Data records for software interfaces:
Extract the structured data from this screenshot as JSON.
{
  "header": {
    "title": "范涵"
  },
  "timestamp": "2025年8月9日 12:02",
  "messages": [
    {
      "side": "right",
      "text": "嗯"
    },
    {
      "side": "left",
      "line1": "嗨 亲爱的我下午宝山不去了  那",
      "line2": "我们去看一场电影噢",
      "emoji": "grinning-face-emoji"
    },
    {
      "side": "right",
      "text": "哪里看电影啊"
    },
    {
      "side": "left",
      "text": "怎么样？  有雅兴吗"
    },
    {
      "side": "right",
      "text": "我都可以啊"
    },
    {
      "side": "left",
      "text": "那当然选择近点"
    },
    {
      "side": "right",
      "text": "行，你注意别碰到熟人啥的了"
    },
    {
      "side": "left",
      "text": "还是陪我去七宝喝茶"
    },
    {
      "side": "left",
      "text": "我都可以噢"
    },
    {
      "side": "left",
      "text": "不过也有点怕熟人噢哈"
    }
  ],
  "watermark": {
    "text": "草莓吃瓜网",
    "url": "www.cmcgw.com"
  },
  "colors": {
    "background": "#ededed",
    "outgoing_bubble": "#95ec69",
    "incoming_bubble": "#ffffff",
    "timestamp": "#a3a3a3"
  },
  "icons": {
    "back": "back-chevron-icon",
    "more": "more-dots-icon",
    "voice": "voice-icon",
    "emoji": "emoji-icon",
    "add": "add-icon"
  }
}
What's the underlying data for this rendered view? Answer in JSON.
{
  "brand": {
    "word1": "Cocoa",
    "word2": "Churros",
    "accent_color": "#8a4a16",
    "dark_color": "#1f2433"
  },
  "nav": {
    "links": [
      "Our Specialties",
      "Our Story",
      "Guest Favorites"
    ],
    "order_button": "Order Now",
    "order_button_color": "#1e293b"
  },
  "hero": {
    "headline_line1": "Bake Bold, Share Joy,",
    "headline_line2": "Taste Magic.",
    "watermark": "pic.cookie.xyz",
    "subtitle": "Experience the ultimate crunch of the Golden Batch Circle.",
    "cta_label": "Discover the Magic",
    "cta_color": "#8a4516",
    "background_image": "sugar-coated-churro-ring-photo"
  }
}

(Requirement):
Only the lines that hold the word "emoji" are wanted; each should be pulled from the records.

(Your solution):
      "emoji": "grinning-face-emoji"
    "emoji": "emoji-icon",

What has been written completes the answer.